2014 IT LICENSE PRICE RISES – HOW TO TACKLE IT NOW
Concorde Solutions warns organisations to beware the cloud when it comes to licensing, and always negotiate
Support for Windows XP finally came to a halt last month and many companies still using the operating system faced an inevitable realisation when upgrading: prices for IT assets have risen, a lot. Microsoft warned last year that 2014 and 2015 will see significant price rises, but while this can be a worry, there are some very simple ways to start to win the battle against it, suggests Martin Prendergast, CEO of Concorde Solutions.
Cloud computing, hosted software, services and infrastructure, as well as mobile working have also exacerbated the potential problems caused by these often complicated pricing structures. Prendergast said: “Microsoft itself is one step ahead of the curve, and replaced its three-year-old software licensing pricing structure with Server and Cloud Enrolment this January, encompassing the Windows Server and System Center. It’s my firm belief that other major and independent software providers will follow suit, and for many businesses it’s a complex issue that has to be monitored on an almost daily basis, because the cloud is so fluid in nature. It’s too easy to get caught out with either huge fines or large unnecessary over-payment on software that you don’t use.”
He expanded: “Price increases are never going to be an easy or popular thing to communicate; SAP experienced this back in 2008, when it declared it would move all its customers to its Enterprise Support package – a far costlier option. Its customers reacted angrily and various global SAP user groups complained long and loud, resulting in SAP relenting and allowing Standard and Premium support packages to remain.
“Sadly, not many businesses know how and why they should negotiate with vendors. Now is of course a good time to do so, as the end of the fiscal year rapidly approaches and IT budgets will be under pinpoint scrutiny. So trying to find cost-savings is more important than ever,’ Prendergast added.
He said: “Though negotiation appears daunting at first, there are some easy and perhaps even common sense steps that you can take to ensure you’re paying for the right amount of software licences that your business actually uses. Here follows my top tips,”
1. Know the exact size and make-up of your software estate. You can start your negotiations from a position of confidence if you’re making good use of your business intelligence
2. Understand what’s happening with mobile devices in your business. This can have a huge impact on your licensing position and can expose you to compliance risk, because BYOD is still a fledgling practice
3. Check the small print on your vendor contracts. Remember, software maintenance clauses are not compulsory or always necessary; they make a lot of money for vendors and you may easily be able to live without them
4. Don’t accept assumptions from vendors about your usage. You may be using less, not more, and automatic ‘true-up’ clauses in contracts may be bleeding your budget

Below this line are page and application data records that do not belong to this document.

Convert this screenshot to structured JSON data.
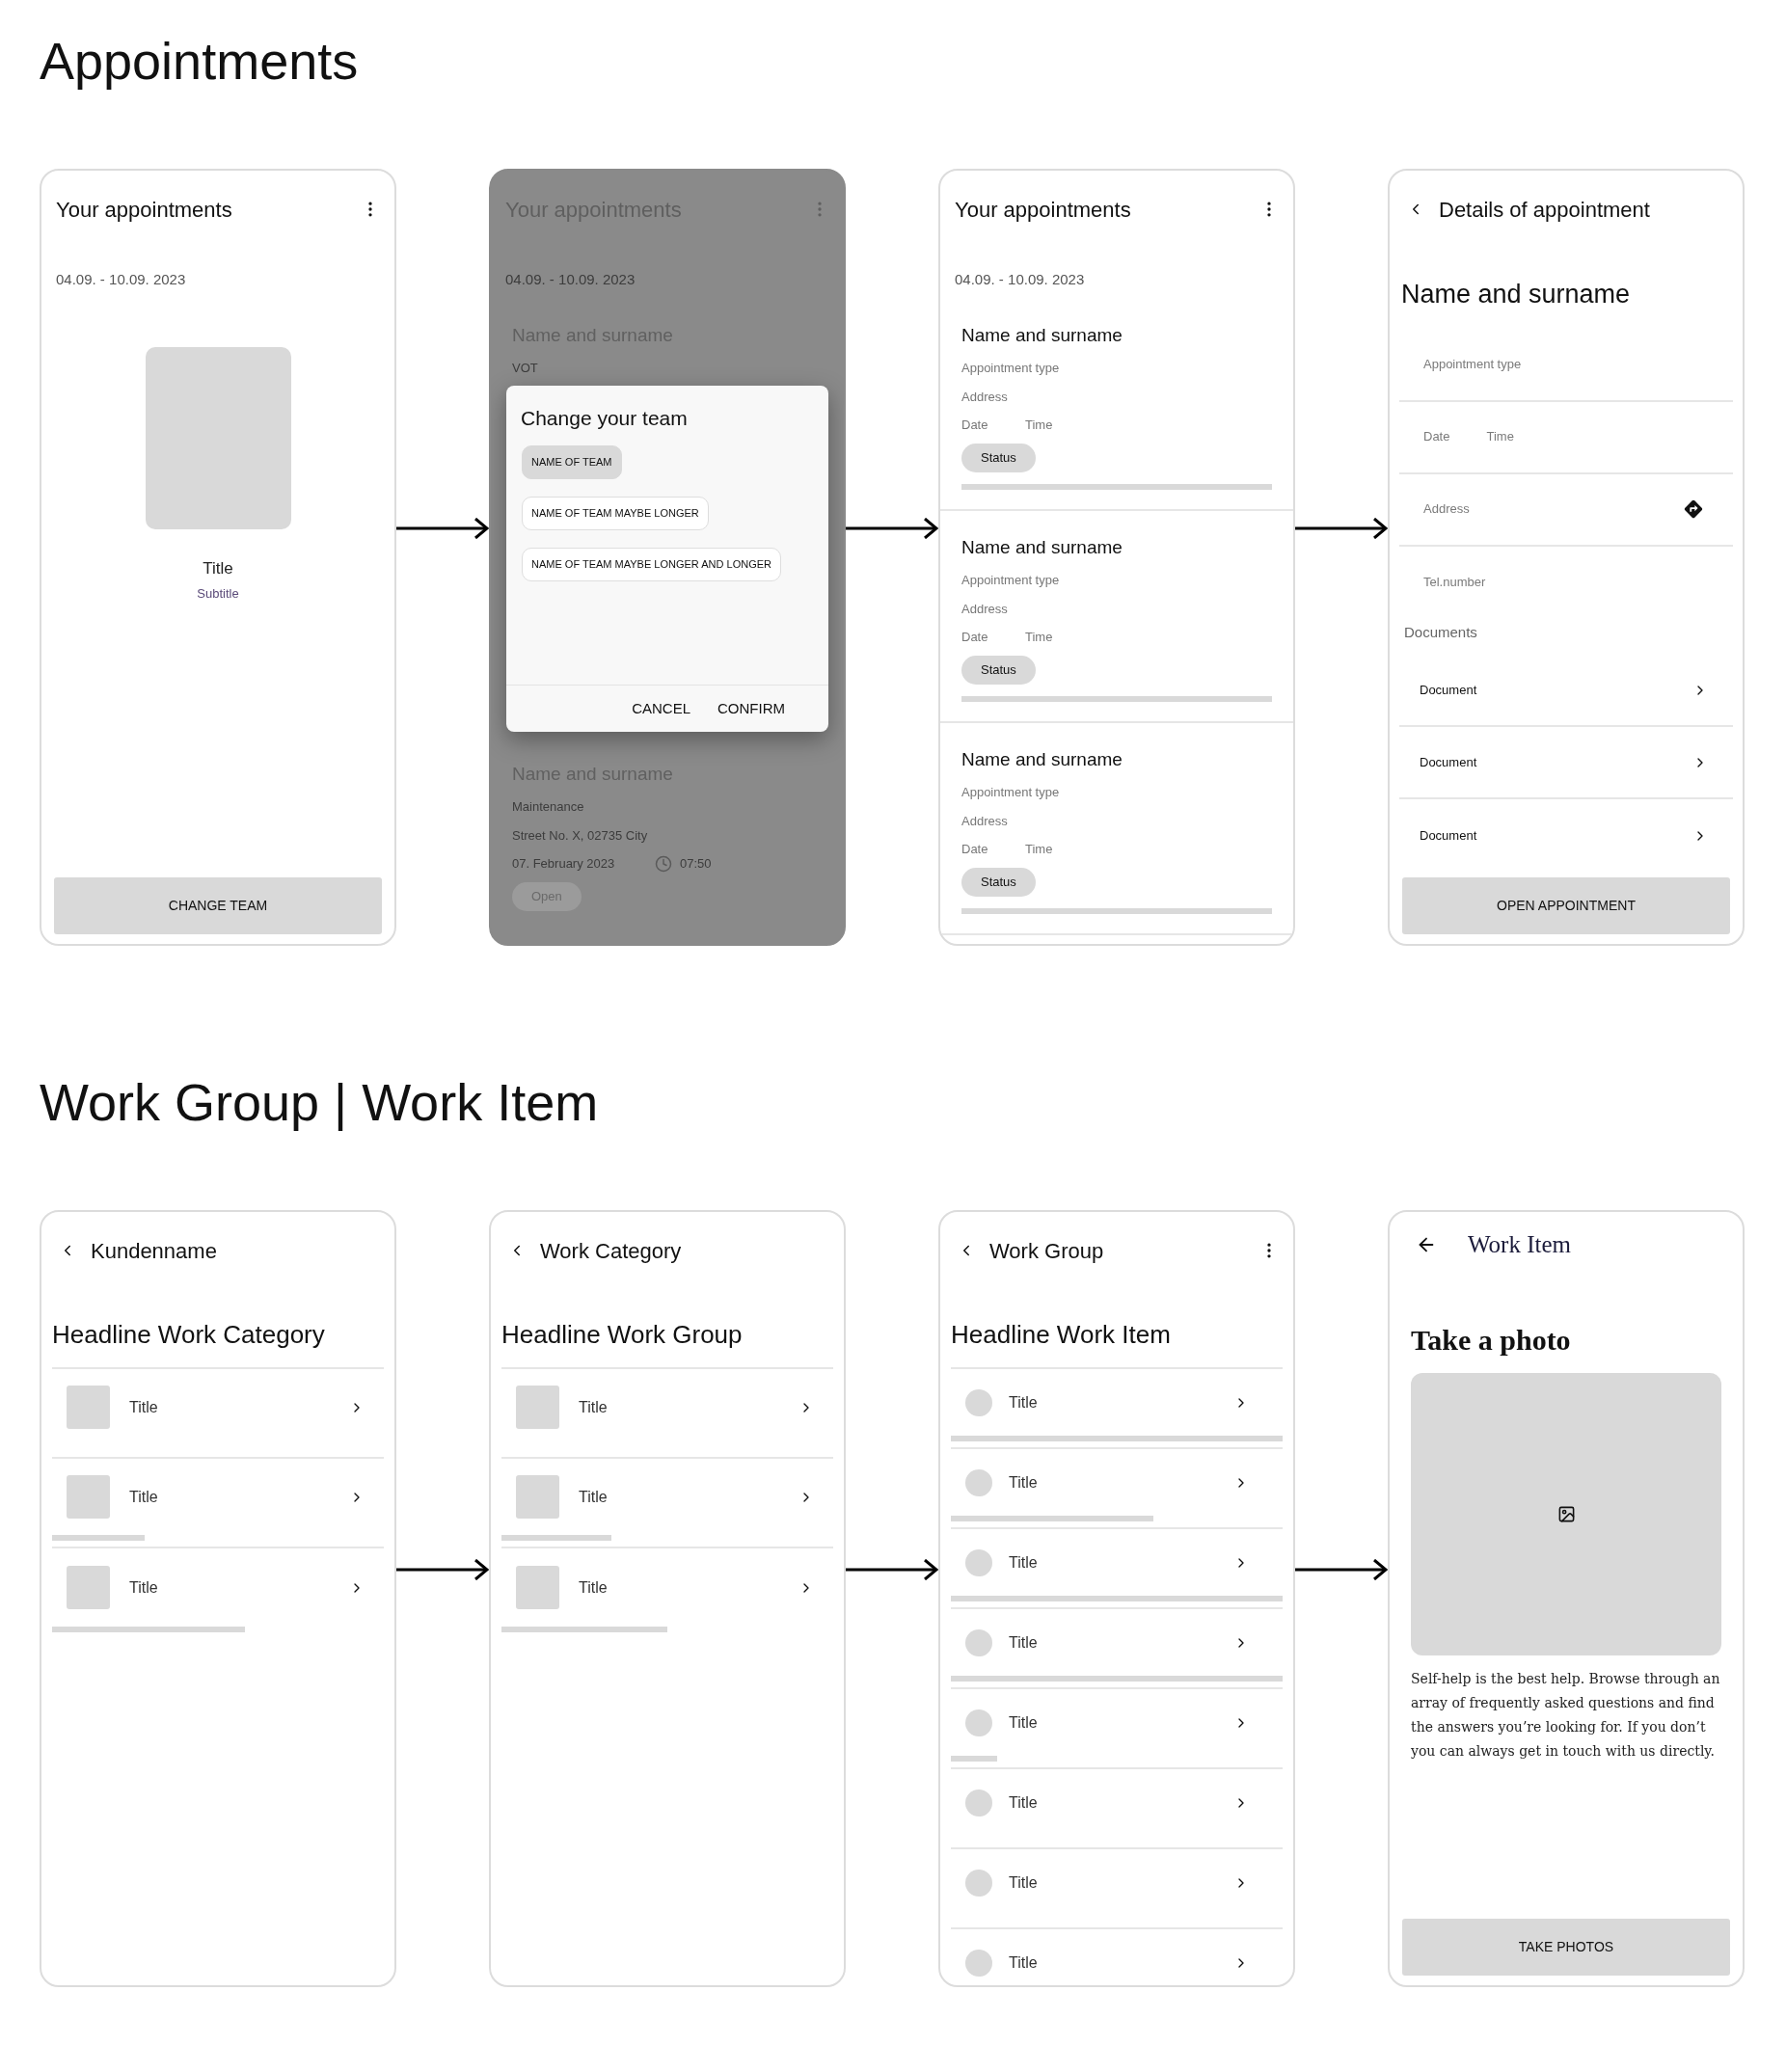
{
  "sections": [
    {
      "title": "Appointments",
      "screens": [
        {
          "kind": "empty",
          "header": {
            "title": "Your appointments",
            "back": false,
            "menu": true
          },
          "date_range": "04.09. - 10.09. 2023",
          "empty_state": {
            "title": "Title",
            "subtitle": "Subtitle"
          },
          "button": "CHANGE TEAM"
        },
        {
          "kind": "dialog",
          "header": {
            "title": "Your appointments",
            "back": false,
            "menu": true
          },
          "date_range": "04.09. - 10.09. 2023",
          "appointments": [
            {
              "name": "Name and surname",
              "type": "VOT"
            },
            {
              "name": "Name and surname",
              "type": "Maintenance",
              "address": "Street No. X, 02735 City",
              "date": "07. February 2023",
              "time": "07:50",
              "status": "Open"
            }
          ],
          "dialog": {
            "title": "Change your team",
            "options": [
              {
                "label": "NAME OF TEAM",
                "selected": true
              },
              {
                "label": "NAME OF TEAM MAYBE LONGER",
                "selected": false
              },
              {
                "label": "NAME OF TEAM MAYBE LONGER AND LONGER",
                "selected": false
              }
            ],
            "actions": [
              "CANCEL",
              "CONFIRM"
            ]
          }
        },
        {
          "kind": "list",
          "header": {
            "title": "Your appointments",
            "back": false,
            "menu": true
          },
          "date_range": "04.09. - 10.09. 2023",
          "appointments": [
            {
              "name": "Name and surname",
              "type": "Appointment type",
              "address": "Address",
              "date": "Date",
              "time": "Time",
              "status": "Status"
            },
            {
              "name": "Name and surname",
              "type": "Appointment type",
              "address": "Address",
              "date": "Date",
              "time": "Time",
              "status": "Status"
            },
            {
              "name": "Name and surname",
              "type": "Appointment type",
              "address": "Address",
              "date": "Date",
              "time": "Time",
              "status": "Status"
            }
          ]
        },
        {
          "kind": "details",
          "header": {
            "title": "Details of appointment",
            "back": true,
            "menu": false
          },
          "name": "Name and surname",
          "fields": [
            {
              "texts": [
                "Appointment type"
              ],
              "directions": false
            },
            {
              "texts": [
                "Date",
                "Time"
              ],
              "directions": false
            },
            {
              "texts": [
                "Address"
              ],
              "directions": true
            },
            {
              "texts": [
                "Tel.number"
              ],
              "directions": false
            }
          ],
          "documents_label": "Documents",
          "documents": [
            "Document",
            "Document",
            "Document"
          ],
          "button": "OPEN APPOINTMENT"
        }
      ]
    },
    {
      "title": "Work Group | Work Item",
      "screens": [
        {
          "kind": "tiles",
          "header": {
            "title": "Kundenname",
            "back": true,
            "menu": false
          },
          "headline": "Headline Work Category",
          "items": [
            {
              "title": "Title"
            },
            {
              "title": "Title",
              "level": 0.28
            },
            {
              "title": "Title",
              "level": 0.58
            }
          ]
        },
        {
          "kind": "tiles",
          "header": {
            "title": "Work Category",
            "back": true,
            "menu": false
          },
          "headline": "Headline Work Group",
          "items": [
            {
              "title": "Title"
            },
            {
              "title": "Title",
              "level": 0.33
            },
            {
              "title": "Title",
              "level": 0.5
            }
          ]
        },
        {
          "kind": "circles",
          "header": {
            "title": "Work Group",
            "back": true,
            "menu": true
          },
          "headline": "Headline Work Item",
          "items": [
            {
              "title": "Title",
              "level": 1
            },
            {
              "title": "Title",
              "level": 0.61
            },
            {
              "title": "Title",
              "level": 1
            },
            {
              "title": "Title",
              "level": 1
            },
            {
              "title": "Title",
              "level": 0.14
            },
            {
              "title": "Title"
            },
            {
              "title": "Title"
            },
            {
              "title": "Title"
            }
          ]
        },
        {
          "kind": "photo",
          "header": {
            "title": "Work Item",
            "back": true,
            "menu": false
          },
          "headline": "Take a photo",
          "text": "Self-help is the best help. Browse through an array of frequently asked questions and find the answers you’re looking for. If you don’t you can always get in touch with us directly.",
          "button": "TAKE PHOTOS"
        }
      ]
    }
  ]
}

5. If you’re making changes to your software estate, make use of scenario modelling. Get a clear picture of the impact of licensing, and communicate this to your vendor; you may need to spend less than you think